Dataset rows for apps and sites:
-=-=-
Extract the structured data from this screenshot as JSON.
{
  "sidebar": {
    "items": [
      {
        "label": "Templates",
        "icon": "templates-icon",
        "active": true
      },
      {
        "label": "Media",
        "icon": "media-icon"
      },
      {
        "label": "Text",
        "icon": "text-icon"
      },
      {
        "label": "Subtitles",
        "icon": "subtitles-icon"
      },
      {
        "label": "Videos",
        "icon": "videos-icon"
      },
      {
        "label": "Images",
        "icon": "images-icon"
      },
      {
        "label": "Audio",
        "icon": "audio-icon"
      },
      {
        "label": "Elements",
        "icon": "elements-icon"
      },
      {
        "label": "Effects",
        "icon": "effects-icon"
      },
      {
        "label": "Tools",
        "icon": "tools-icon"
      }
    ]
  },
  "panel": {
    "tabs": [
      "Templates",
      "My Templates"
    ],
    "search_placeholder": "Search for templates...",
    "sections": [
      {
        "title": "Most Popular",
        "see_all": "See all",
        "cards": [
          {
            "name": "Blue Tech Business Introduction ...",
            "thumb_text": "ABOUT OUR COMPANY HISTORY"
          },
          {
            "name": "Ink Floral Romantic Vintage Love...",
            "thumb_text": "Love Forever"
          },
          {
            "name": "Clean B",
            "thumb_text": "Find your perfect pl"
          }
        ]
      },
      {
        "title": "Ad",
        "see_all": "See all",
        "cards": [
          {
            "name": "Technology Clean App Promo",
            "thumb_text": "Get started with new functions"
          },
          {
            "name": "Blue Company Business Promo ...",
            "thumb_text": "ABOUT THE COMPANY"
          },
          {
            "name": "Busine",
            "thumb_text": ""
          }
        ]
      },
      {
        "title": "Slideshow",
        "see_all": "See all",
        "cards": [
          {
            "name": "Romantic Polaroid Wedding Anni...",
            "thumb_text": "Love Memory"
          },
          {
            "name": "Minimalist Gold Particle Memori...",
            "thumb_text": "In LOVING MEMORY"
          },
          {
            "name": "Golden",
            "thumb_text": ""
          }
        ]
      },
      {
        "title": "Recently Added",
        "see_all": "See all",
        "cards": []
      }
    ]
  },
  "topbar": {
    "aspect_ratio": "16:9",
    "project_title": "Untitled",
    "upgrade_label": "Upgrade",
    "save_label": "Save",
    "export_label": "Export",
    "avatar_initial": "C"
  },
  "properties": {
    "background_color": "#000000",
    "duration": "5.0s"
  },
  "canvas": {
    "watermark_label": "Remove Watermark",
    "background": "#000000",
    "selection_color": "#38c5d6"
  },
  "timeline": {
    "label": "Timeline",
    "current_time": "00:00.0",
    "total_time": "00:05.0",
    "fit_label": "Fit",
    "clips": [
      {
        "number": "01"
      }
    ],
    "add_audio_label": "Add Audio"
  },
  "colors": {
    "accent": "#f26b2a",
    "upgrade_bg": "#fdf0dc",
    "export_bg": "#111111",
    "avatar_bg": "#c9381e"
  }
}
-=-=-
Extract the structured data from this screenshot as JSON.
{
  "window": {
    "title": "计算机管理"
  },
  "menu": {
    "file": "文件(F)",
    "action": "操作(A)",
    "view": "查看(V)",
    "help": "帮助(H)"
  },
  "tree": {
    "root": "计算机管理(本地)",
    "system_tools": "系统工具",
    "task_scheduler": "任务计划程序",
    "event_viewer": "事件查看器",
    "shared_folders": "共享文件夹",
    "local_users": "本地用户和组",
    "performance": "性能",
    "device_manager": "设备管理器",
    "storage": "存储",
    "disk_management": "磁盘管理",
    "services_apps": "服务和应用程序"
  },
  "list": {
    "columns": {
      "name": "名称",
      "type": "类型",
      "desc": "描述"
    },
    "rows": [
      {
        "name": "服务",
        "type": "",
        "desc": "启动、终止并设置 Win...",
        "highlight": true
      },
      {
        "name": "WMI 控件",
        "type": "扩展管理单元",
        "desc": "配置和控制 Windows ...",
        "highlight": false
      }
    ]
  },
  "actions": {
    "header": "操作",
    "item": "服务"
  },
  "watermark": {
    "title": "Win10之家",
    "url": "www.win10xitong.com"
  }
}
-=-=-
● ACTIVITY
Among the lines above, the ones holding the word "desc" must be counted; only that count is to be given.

● RESPONSE
3